Tissue removal and damage occurs when the vibrating metal probe is brought into contact with tissue such that it is cut, dissected, fragmented, ablated or coagulated. The CUSA console provides alternating current (23 or 36 kHz) to the hand piece. In the hand piece, the current passes through a coil, which induces a magnetic field. The magnetic field in turn excites a transducer of nickel alloy laminations, resulting in oscillating motion in the transducer laminated structurevibrationalong its long axis. The transducer transmits vibrations through a metal connecting body to an attached surgical tip. When the vibrating tip contacts tissue, it breaks cells apart (fragmentation). The CUSA system supports both 23 and 36 kHz magnetostrictive hand pieces, and each supports multiple tip designs. The powerful 23 kHz hand piece fragments even tough, fibrous, and calcified tumors while the small; 36 kHz hand piece is helpful during procedures requiring precision, tactile feedback, and delicate control. A wide variety of tips enables customization of the hand piece for each procedure, depending on the consistency, location, and depth of the targeted tissue.
Fig. 2. Ultrasonic surgery is carried out with the aid of ultrasonic instrument known as the CUSA
As shown in Fig.2. the treatment goal is destruction or alteration of tissues in close proximity to the probetissue interface rather than propagation of vibratory energy in the tissues. The range or area over which clinically relevant ablation or fragmentation effects occur in these systems has not been elucidated.

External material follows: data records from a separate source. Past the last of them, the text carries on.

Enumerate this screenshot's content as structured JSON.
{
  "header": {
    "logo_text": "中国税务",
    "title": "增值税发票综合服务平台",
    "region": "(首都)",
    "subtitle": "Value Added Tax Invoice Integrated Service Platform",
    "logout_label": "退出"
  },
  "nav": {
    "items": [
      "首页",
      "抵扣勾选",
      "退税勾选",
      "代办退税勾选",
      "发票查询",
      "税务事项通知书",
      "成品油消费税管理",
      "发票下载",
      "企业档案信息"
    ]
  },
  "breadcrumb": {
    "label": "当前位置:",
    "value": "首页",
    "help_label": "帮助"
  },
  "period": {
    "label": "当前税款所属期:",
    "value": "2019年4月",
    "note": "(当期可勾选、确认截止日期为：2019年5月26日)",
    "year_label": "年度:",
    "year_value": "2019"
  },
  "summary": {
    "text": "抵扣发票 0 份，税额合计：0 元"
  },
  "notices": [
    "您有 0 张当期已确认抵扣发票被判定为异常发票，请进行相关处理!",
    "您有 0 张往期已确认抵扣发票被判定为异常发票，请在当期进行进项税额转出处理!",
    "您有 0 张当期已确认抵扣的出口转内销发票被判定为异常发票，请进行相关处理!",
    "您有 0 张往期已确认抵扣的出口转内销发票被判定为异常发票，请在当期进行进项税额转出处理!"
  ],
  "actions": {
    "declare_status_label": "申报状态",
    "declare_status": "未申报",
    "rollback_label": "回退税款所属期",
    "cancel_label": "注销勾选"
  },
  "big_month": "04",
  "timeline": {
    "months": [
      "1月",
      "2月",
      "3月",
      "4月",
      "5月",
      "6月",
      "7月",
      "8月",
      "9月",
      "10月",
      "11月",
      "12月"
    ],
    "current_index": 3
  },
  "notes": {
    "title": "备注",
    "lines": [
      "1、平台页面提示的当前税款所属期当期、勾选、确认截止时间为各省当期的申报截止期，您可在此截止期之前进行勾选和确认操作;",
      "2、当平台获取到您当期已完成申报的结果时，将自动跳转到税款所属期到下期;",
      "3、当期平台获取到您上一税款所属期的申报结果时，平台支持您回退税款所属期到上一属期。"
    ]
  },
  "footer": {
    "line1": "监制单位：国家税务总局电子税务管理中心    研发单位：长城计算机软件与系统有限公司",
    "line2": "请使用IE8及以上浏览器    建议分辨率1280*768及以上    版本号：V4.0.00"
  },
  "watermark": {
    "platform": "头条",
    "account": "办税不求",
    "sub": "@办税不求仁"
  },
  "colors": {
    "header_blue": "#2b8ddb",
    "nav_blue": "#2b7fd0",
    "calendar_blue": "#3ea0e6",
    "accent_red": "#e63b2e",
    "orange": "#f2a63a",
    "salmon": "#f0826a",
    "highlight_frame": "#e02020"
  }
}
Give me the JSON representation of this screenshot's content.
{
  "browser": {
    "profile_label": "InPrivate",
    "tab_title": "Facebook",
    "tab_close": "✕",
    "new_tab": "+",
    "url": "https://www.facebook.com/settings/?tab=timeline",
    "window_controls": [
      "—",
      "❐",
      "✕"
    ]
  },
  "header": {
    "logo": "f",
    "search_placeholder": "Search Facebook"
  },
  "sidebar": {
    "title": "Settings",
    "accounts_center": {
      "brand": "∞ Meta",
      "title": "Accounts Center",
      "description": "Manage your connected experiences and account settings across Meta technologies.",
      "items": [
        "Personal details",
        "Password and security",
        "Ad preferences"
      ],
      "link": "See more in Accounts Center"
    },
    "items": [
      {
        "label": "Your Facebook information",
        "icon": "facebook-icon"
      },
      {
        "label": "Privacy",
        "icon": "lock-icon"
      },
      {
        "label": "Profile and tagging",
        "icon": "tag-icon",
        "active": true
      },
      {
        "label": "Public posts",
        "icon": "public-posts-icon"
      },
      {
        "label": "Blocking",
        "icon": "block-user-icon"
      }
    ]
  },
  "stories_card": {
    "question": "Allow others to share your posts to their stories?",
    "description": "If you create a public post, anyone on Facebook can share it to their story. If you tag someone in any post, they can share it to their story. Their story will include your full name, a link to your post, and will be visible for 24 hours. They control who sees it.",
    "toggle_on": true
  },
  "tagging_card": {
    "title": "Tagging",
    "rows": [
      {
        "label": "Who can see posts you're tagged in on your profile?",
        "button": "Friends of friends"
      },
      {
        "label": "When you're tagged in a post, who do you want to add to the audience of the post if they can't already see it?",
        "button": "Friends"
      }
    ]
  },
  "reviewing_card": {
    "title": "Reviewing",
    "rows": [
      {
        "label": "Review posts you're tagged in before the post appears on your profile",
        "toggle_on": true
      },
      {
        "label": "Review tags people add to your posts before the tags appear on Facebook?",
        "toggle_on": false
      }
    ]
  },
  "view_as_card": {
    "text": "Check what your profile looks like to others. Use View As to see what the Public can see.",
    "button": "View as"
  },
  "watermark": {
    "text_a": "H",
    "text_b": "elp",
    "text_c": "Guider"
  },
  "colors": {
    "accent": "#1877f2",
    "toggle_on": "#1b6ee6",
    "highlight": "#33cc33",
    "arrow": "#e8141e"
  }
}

The transformation of energy, which has to be limited to the smallest possible place, depends on the correct adjustment of ultrasonic intensity, tissue the exposure time, the suction pressure and the handling of instrument during the operation.
The transformation of energy can also be limited, because of the permanent decoupling of the ultrasonic from the surrounding tissue and the permanent aspiration of disintegrated tissue if the surgeon uses a dabbing working motion. Tumor removal will occur initially at the surgical site and not in any great depth. There is no thermal damage due to permanent aspiration during ultrasonic exposition of tissue (confirmed by histomorphological examination).
Fig. 3. CUSA effect of 24khz and 35kHz handpieces on the tissue
Handpieces operate at frequencies of either 24 kHz or 35 kHz. The 24 kHz handpieces generate more power, and their tissue effect is both broader and deeper. This makes them particularly efficient in the removal of large, dense, and/or calcified tumors. The 35 kHz handpieces have a less powerful, more focused, and more superficial tissue effect and are thus more suited for soft tissue areas adjacent to sensitive structures. All handpieces are CF (cardiac floating) rated. The use of different hand pieces make it possible to identify and isolate important vessels in the surgical site by tissue selection and to maintain those vessels if necessary. This advantage for the surgical procedure is very difficult to realize with other surgical techniques of tumor removal.
Vessels are mostly elastic than the surrounding tissue, and their mechanical breaking limit will not be achieved. The separation forces will be decreased 10-20 times during ultrasonic disintegration compared with conventional microsurge